Mixing styles and genres is difficult. To have a clear and easy labelled style is usually easier and more commercially successful. Someone who has managed to combine his two favourite genres is American singer Toussaint. Reggaemani had a chat with him just before he went on a 16 day tour.
Toussaint started his singing career like many other great singers – in the church. He’s the son of a preacher man, so church was a natural place outside his childhood home in Indiana. At home, his parents often played music. Mostly gospel and old school soul from legendary record labels Stax and Motown.
− I’ve always listened to music, but when I was younger I had to sneak out from home to listen to reggae and hip-hop, Toussaint laughs on the phone from San Francisco, where he is to set off on a U.S. tour with NiyoRah and Tuff Lion.
Toussaint is in a great mood, and describes himself as ‘psyched’ at the moment. The tour lasts 16 days through three states and he performs every night.
Something that probably also brightens his mood is his reggae debut album Black Gold
, released the same day as we talk.
− The album has been well received so far and I was just on Facebook to ignite my fans, he says.
Toussaint successfully combines soul and reggae
Mashing up genres
On Black Gold Toussaint successfully combines soul and reggae. His blend of genres might be too much reggae for soul fans, while reggae fans find it too soulful. But I think he handles the mix very well.
− Over the years I’ve tried as many genres and styles as possible, whether funk, soul, jazz, reggae or hip-hop. With Black Gold I wanted to mash up genres. Mash up soul and culture, he says eagerly, and continues:
− For the first time in my life I’ve been able to do my own thing without having to compromise. I work with people who understand what I want to do and have the same ideas as myself. In Soulive, it was more difficult. We had different ideas, but it was an important experience to tour and perform live on stage.
Toussaint says that there is no difference for him to sing soul or reggae.
− Singing is a spiritual experience for me and it doesn’t matter what genre it is. I come from soul music and that’s my strength. But if I need to rhyme, I can do that too.
The concept of Black Gold is African heritage and history. It deals, among other things, with Afro-American issues. Toussaint says that there are big challenges ahead, and immediately becomes more serious, though obviously still close to laughter.
− Afro-Americans are facing difficult times. I believe that we have what it takes to conquer, he says, and quickly adds:
− I mean conquer in a spiritual sense and that Afro-Americans need to stand firm.
Toussaint says that in the U.S. black equals criminal and that people don’t understand what that really means.
− People don’t realize that power, to be judged, he says, and continues:
− It’s the same violence all over the U.S. It’s in New York, Los Angeles and even in Indiana where I’m from and that’s supposed to be a hick-state.
“You can’t own land if you’re dead at 25”
Toussaint has obviously put much thought into the lyrics and concept of Black Gold. And when I ask him if he has a solution for the problems he is quiet for a moment and then fires off several opinions and ideas.

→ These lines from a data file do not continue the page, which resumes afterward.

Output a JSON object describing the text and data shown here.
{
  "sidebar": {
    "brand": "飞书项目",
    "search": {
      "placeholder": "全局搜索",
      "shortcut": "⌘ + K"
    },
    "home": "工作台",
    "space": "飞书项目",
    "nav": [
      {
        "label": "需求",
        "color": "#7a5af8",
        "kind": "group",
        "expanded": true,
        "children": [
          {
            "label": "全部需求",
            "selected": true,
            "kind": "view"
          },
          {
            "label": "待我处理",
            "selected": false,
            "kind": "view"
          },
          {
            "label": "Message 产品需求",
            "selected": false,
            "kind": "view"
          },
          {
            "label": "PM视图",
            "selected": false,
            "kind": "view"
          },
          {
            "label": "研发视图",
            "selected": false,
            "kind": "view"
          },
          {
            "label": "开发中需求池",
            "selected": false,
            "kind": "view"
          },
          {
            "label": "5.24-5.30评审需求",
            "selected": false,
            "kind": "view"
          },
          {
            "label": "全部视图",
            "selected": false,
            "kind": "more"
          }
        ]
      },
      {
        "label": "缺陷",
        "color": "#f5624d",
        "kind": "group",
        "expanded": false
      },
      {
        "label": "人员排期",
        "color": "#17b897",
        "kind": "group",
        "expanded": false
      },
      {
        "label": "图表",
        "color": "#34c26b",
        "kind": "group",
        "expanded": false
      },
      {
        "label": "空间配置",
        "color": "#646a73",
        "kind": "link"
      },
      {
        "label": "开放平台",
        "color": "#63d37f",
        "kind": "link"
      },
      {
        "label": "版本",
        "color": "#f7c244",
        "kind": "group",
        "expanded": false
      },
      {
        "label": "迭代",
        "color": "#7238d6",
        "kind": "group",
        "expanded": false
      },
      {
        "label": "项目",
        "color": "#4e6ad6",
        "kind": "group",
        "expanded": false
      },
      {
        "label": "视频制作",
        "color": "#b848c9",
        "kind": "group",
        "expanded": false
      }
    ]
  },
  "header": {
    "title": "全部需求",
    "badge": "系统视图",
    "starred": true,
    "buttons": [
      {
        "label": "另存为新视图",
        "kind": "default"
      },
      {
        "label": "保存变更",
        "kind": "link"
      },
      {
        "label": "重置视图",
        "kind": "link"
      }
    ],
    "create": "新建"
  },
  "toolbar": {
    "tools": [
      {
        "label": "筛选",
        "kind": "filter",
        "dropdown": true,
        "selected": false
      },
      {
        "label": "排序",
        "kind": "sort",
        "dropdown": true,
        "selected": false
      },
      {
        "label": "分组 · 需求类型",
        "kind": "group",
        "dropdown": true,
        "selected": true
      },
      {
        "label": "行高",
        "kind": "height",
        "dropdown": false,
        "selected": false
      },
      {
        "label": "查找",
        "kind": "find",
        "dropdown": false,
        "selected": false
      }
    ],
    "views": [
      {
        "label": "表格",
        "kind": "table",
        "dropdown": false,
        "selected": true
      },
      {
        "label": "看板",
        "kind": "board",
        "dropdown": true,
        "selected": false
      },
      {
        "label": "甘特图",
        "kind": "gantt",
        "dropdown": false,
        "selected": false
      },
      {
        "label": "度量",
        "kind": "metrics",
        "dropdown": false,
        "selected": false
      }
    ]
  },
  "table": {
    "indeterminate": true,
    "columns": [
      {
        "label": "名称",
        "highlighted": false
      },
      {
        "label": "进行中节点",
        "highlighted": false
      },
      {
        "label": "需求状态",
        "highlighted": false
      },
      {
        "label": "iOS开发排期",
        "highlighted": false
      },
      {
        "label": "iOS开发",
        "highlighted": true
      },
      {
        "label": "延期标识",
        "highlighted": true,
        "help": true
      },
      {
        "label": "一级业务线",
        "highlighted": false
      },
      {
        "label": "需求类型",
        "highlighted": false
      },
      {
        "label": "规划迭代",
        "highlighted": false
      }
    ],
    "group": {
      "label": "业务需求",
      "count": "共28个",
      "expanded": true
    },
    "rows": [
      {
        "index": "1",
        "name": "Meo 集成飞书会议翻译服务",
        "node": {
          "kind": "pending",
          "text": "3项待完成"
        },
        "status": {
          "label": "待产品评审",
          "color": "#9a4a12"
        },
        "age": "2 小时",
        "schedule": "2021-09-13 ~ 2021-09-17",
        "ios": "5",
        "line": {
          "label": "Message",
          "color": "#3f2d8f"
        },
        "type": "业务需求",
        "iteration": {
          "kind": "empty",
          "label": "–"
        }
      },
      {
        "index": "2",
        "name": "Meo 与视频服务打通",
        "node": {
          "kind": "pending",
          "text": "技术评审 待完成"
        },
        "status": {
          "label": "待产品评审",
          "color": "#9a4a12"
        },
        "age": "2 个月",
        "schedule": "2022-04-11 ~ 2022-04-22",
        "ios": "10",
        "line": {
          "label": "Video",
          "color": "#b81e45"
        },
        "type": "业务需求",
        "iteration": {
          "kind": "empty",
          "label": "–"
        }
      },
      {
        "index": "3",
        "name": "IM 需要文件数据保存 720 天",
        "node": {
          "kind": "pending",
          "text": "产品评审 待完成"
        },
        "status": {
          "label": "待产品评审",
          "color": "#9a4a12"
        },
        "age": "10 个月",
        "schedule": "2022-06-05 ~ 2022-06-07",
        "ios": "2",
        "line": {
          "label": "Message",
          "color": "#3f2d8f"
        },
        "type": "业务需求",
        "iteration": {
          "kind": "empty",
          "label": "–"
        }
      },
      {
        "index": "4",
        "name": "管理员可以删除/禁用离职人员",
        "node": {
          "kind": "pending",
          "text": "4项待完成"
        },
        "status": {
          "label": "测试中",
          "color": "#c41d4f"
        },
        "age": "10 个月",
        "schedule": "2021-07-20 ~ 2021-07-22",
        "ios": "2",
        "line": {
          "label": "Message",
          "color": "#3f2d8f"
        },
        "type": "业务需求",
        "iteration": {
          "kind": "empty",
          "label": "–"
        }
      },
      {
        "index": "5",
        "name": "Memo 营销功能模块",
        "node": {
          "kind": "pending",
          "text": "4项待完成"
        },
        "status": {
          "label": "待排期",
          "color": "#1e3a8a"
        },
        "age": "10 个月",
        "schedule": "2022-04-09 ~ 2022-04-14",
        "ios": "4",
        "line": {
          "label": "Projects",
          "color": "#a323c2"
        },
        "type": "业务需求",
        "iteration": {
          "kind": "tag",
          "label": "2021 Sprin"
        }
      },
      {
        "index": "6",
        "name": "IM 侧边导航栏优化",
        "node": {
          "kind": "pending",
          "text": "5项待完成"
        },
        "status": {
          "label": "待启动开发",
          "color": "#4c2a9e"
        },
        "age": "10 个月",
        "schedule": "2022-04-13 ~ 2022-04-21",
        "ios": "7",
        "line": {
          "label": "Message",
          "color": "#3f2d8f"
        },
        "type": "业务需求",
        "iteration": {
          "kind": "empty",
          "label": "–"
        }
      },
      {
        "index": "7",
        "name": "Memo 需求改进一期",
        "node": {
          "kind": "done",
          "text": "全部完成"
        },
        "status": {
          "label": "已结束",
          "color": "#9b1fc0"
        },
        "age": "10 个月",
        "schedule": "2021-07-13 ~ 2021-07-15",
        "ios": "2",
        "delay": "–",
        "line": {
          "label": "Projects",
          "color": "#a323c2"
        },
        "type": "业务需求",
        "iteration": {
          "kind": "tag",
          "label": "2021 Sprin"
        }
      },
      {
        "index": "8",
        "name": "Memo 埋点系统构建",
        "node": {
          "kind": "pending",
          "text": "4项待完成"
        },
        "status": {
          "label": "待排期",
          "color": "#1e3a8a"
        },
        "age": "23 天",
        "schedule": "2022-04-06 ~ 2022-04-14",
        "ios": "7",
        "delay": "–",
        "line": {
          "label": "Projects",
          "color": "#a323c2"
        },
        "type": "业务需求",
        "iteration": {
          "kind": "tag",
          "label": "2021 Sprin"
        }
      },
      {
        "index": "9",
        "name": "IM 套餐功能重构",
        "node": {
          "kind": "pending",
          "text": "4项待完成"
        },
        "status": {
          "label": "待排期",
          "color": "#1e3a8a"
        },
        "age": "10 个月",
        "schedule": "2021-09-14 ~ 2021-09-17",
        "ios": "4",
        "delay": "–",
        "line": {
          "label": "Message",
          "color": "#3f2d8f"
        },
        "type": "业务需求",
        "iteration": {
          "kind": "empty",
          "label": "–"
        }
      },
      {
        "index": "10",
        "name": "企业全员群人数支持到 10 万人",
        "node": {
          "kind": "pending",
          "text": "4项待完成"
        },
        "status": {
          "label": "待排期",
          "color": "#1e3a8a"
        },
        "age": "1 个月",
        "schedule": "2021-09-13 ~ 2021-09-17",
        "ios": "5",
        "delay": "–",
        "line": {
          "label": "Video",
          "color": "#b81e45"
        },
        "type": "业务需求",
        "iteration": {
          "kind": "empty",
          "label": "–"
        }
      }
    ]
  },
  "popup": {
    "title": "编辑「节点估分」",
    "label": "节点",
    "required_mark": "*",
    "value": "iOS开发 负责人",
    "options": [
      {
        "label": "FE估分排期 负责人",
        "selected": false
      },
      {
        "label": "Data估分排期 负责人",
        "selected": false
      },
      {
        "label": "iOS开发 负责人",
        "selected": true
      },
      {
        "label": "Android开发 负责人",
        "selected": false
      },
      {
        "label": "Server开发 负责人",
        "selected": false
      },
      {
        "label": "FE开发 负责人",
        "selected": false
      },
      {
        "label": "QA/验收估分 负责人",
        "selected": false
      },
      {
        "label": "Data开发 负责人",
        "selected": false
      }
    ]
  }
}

− We need more self-determination. You can’t own any land if you’re dead at 25, he laughs, and then gets serious again:
− First we need to realize that we have problems and second we need to be aware of misconceptions about manhood and womanhood. We have to realize that we’re worth something. That we’re capable of great things.
A big heart is not enough
He wants to contribute to the cause, for instance through working with young people and teaching them history.
− I’d like to start a foundation and do workshops and things. Right now I’m just gathering capital to do greater things. Because you must have money. You can’t approach youths and say ‘Hey, I got this big heart, do you want to eat?‘ he laughs again and says:
− I want to be honest in my lyrics. I don’t write fluff. I want to show the problems we’re facing.